Shattering Expectations in the Pool and Beyond

A student athlete’s swimming success story

Getting into college wasn’t a problem for Fernanda Rodriguez. The MAC Scholar Athlete and 2017 David Douglas graduate had great grades, was deeply involved in her community and was among the best swimmers in the state in the breaststroke. But paying for college was a different story.

Rodriguez’s family had limited resources, and she had limited access to federal funds typically available to graduating seniors. On top of that, her parents were uneasy about her decision to swim
at Oregon State University. “My family is very traditional, and for my parents, it was unheard of to go and be an athlete in college, or even leave home for college,” she says. “My parents wanted me to stay home and maybe study something simple.”

Rodriguez needed to find her own path to school, and a portion of that path ran through the Multnomah Athletic Foundation. Last year, Rodriguez was one of three recipients of the annual Joe Loprinzi Scholarship, the largest scholar- ship gifts the foundation awards each year. Her $11,000 award, combined with a partial swimming scholarship and an academic scholarship from OSU, were enough to make her college dream a reality.
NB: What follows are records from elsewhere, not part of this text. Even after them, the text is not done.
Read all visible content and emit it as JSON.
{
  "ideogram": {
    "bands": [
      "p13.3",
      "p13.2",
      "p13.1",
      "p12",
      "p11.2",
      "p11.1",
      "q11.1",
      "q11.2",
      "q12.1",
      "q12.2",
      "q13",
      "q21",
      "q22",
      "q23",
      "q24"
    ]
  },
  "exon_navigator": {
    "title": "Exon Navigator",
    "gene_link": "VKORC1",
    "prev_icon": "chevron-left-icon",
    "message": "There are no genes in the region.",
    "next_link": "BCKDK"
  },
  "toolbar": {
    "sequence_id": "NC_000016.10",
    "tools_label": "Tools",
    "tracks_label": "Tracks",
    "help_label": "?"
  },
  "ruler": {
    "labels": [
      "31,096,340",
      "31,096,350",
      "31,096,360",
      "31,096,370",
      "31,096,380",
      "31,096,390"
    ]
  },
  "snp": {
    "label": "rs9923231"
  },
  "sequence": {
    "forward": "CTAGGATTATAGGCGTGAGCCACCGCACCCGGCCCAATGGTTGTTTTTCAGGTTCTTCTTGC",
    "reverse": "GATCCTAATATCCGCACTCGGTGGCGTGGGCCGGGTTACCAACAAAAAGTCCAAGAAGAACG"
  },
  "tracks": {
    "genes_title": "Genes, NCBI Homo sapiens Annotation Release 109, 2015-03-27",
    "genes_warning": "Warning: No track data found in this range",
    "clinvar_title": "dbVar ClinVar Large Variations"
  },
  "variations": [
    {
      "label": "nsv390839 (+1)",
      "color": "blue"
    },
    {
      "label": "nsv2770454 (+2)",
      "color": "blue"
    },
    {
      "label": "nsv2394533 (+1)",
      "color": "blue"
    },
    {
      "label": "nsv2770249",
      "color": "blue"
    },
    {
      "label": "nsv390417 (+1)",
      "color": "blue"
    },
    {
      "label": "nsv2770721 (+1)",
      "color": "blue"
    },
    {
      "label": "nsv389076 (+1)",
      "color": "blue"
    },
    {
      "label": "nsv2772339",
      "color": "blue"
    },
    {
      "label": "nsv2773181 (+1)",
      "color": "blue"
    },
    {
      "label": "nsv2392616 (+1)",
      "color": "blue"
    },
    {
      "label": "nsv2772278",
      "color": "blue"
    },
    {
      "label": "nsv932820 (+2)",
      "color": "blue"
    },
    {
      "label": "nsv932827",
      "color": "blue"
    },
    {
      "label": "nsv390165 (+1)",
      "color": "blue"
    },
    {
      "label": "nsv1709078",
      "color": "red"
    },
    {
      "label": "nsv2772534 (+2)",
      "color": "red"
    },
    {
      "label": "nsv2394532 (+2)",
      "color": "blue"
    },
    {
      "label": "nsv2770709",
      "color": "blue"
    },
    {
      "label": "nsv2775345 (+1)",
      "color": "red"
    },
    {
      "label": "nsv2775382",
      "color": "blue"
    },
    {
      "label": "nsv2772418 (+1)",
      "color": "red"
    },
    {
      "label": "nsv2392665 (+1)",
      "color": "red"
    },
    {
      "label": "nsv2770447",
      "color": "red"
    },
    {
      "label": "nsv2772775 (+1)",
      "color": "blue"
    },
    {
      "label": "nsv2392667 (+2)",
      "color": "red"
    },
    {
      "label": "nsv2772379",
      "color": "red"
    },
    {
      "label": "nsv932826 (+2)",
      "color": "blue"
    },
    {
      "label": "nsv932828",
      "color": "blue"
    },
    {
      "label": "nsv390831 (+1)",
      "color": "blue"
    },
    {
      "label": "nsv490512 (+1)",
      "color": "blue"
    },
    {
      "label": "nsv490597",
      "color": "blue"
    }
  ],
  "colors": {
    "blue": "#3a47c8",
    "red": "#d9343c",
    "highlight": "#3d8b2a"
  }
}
“When I think of Fernanda, I think of how grateful she is for her opportunities,” says Jim Bowe, head swim coach at David Douglas High School. “After each season, Fernanda took the time to write a personal letter to each coach thanking them for the time and effort they put into her swimming and development as a person. In my 20-plus years of coaching, I’ve had plenty of young people thank me. She is the only athlete who has done that every year.”

This year, Rodriguez receives a continuing-support scholarship — a smaller gift MAF often provides to former Loprinzi winners having success in their college careers. Rodriguez and the foundation’s other scholarship recipients — 44 in all – will be recognized during the inaugural scholarship event in August.
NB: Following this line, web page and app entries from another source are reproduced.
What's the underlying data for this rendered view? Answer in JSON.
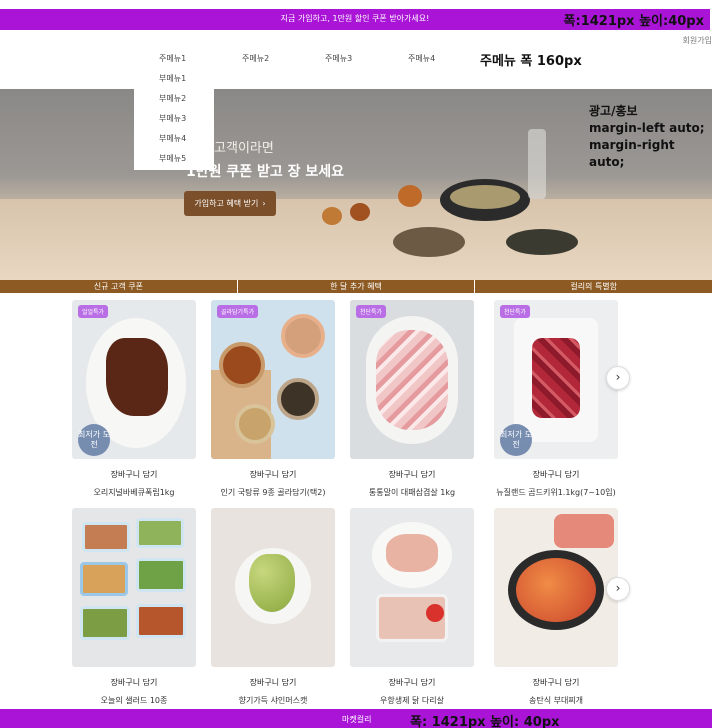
{
  "top_banner": {
    "promo": "지금 가입하고, 1만원 할인 쿠폰 받아가세요!",
    "note": "폭:1421px 높이:40px",
    "color": "#a914d6"
  },
  "header": {
    "signup": "회원가입",
    "nav": [
      "주메뉴1",
      "주메뉴2",
      "주메뉴3",
      "주메뉴4"
    ],
    "nav_note": "주메뉴 폭 160px",
    "submenu": [
      "부메뉴1",
      "부메뉴2",
      "부메뉴3",
      "부메뉴4",
      "부메뉴5"
    ]
  },
  "hero": {
    "line1": "신규 고객이라면",
    "line2": "1만원 쿠폰 받고 장 보세요",
    "cta": "가입하고 혜택 받기",
    "cta_icon": "chevron-right-icon",
    "note": [
      "광고/홍보",
      "margin-left auto;",
      "margin-right auto;"
    ],
    "cta_color": "#7b4f2a"
  },
  "tabs": [
    "신규 고객 쿠폰",
    "한 달 추가 혜택",
    "컬리의 특별함"
  ],
  "products": {
    "row1": [
      {
        "badge": "얼얼특가",
        "cart": "장바구니 담기",
        "name": "오리지널바베큐폭립1kg",
        "round": "최저가 도전"
      },
      {
        "badge": "골라담기특가",
        "cart": "장바구니 담기",
        "name": "인기 국탕류 9종 골라담기(택2)",
        "round": ""
      },
      {
        "badge": "천단특가",
        "cart": "장바구니 담기",
        "name": "통통말이 대패삼겹살 1kg",
        "round": ""
      },
      {
        "badge": "천단특가",
        "cart": "장바구니 담기",
        "name": "뉴질랜드 곰드키위1.1kg(7~10입)",
        "round": "최저가 도전"
      }
    ],
    "row2": [
      {
        "cart": "장바구니 담기",
        "name": "오늘의 샐러드 10종"
      },
      {
        "cart": "장바구니 담기",
        "name": "향기가득 샤인머스캣"
      },
      {
        "cart": "장바구니 담기",
        "name": "우항생제 닭 다리살"
      },
      {
        "cart": "장바구니 담기",
        "name": "송탄식 부대찌개"
      }
    ],
    "next_icon": "chevron-right-icon"
  },
  "footer": {
    "label": "마켓컬리",
    "note": "폭: 1421px 높이: 40px",
    "color": "#a914d6"
  }
}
Achievement Through Athletics

When Rodriguez joined the Oregon State swim team as a freshman in August 2017, she was struck by how different college swimming was from her competitive club program in high school. Sure, the swimmers were faster, but there were other differences. “Club swimming was very individual. In college, it’s more focused on what the team can do as a whole,” she says. “We swim for up to three hours a day, but there are team meetings, there is team bonding, and volunteer sessions where we all get to know each other better and give back to the community and support each other.”

It’s been a welcome change that helped her find a community of friends and men- tors. That’s invaluable when you’re a new student at a big school in a sport that requires you to work out, eat breakfast and head to class before the average freshman is awake. Collegiate swimming has also offered the opportunity to travel. With meets nearly every weekend during the season, Rodriguez has logged more miles in one year than she had in the previous 18. And she’s building relationships along the way.
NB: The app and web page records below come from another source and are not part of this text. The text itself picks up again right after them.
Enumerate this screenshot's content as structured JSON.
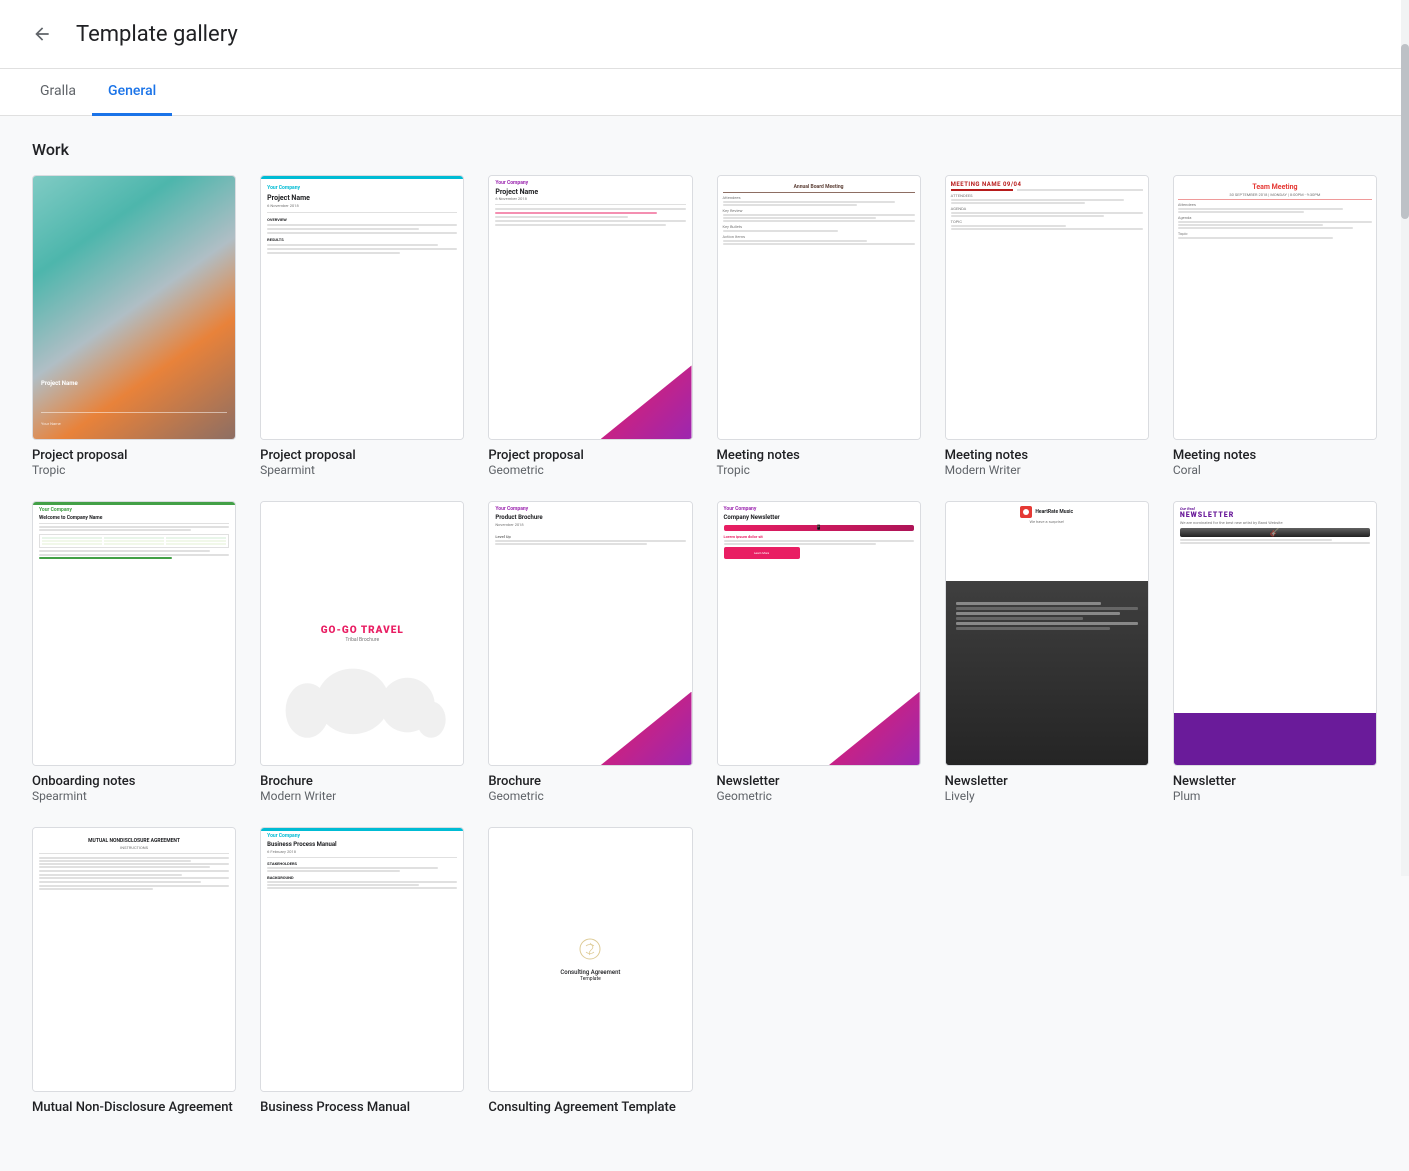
{
  "header": {
    "title": "Template gallery",
    "back_label": "←"
  },
  "tabs": [
    {
      "id": "gralla",
      "label": "Gralla",
      "active": false
    },
    {
      "id": "general",
      "label": "General",
      "active": true
    }
  ],
  "sections": [
    {
      "id": "work",
      "title": "Work",
      "templates": [
        {
          "id": "project-proposal-tropic",
          "name": "Project proposal",
          "sub": "Tropic",
          "style": "tropic"
        },
        {
          "id": "project-proposal-spearmint",
          "name": "Project proposal",
          "sub": "Spearmint",
          "style": "spearmint"
        },
        {
          "id": "project-proposal-geometric",
          "name": "Project proposal",
          "sub": "Geometric",
          "style": "geometric"
        },
        {
          "id": "meeting-notes-tropic",
          "name": "Meeting notes",
          "sub": "Tropic",
          "style": "meeting-tropic"
        },
        {
          "id": "meeting-notes-modern",
          "name": "Meeting notes",
          "sub": "Modern Writer",
          "style": "meeting-modern"
        },
        {
          "id": "meeting-notes-coral",
          "name": "Meeting notes",
          "sub": "Coral",
          "style": "meeting-coral"
        },
        {
          "id": "onboarding-notes",
          "name": "Onboarding notes",
          "sub": "Spearmint",
          "style": "onboarding"
        },
        {
          "id": "brochure-modern",
          "name": "Brochure",
          "sub": "Modern Writer",
          "style": "brochure-modern"
        },
        {
          "id": "brochure-geometric",
          "name": "Brochure",
          "sub": "Geometric",
          "style": "brochure-geo"
        },
        {
          "id": "newsletter-geometric",
          "name": "Newsletter",
          "sub": "Geometric",
          "style": "newsletter-geo"
        },
        {
          "id": "newsletter-lively",
          "name": "Newsletter",
          "sub": "Lively",
          "style": "newsletter-lively"
        },
        {
          "id": "newsletter-plum",
          "name": "Newsletter",
          "sub": "Plum",
          "style": "newsletter-plum"
        },
        {
          "id": "nda",
          "name": "Mutual Non-Disclosure Agreement",
          "sub": "",
          "style": "nda"
        },
        {
          "id": "business-process",
          "name": "Business Process Manual",
          "sub": "",
          "style": "business"
        },
        {
          "id": "consulting",
          "name": "Consulting Agreement Template",
          "sub": "",
          "style": "consulting"
        }
      ]
    }
  ],
  "scrollbar": {
    "visible": true
  }
}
“It feels like family,” she says of college swimming. “I’m with some of my best friends. I train with them 24-7, we live in the dorms together, we eat together, we go places together.”

When she’s not in the pool, Rodriguez is studying kinesiology with a nursing focus. After she graduates from Oregon State, she plans to attend a two-year nursing program and become a trauma nurse.

What’s in a Name?

Rodriguez’s scholarship is named after Joe Loprinzi, the fitness guru and longtime MAC employee who needs little introduction. But there are other scholarships MAF oversees that honor the work of individuals who have made a difference at MAC and in the community.

The Loprinzi Scholarship provides an $8,000 award to three outstanding student athletes that attend one of our twenty nine program high schools.

To learn more about the scholarships offered at the foundation visit our scholarship page.

Originally published in the July/August 2018 Issue of The Winged M magazine.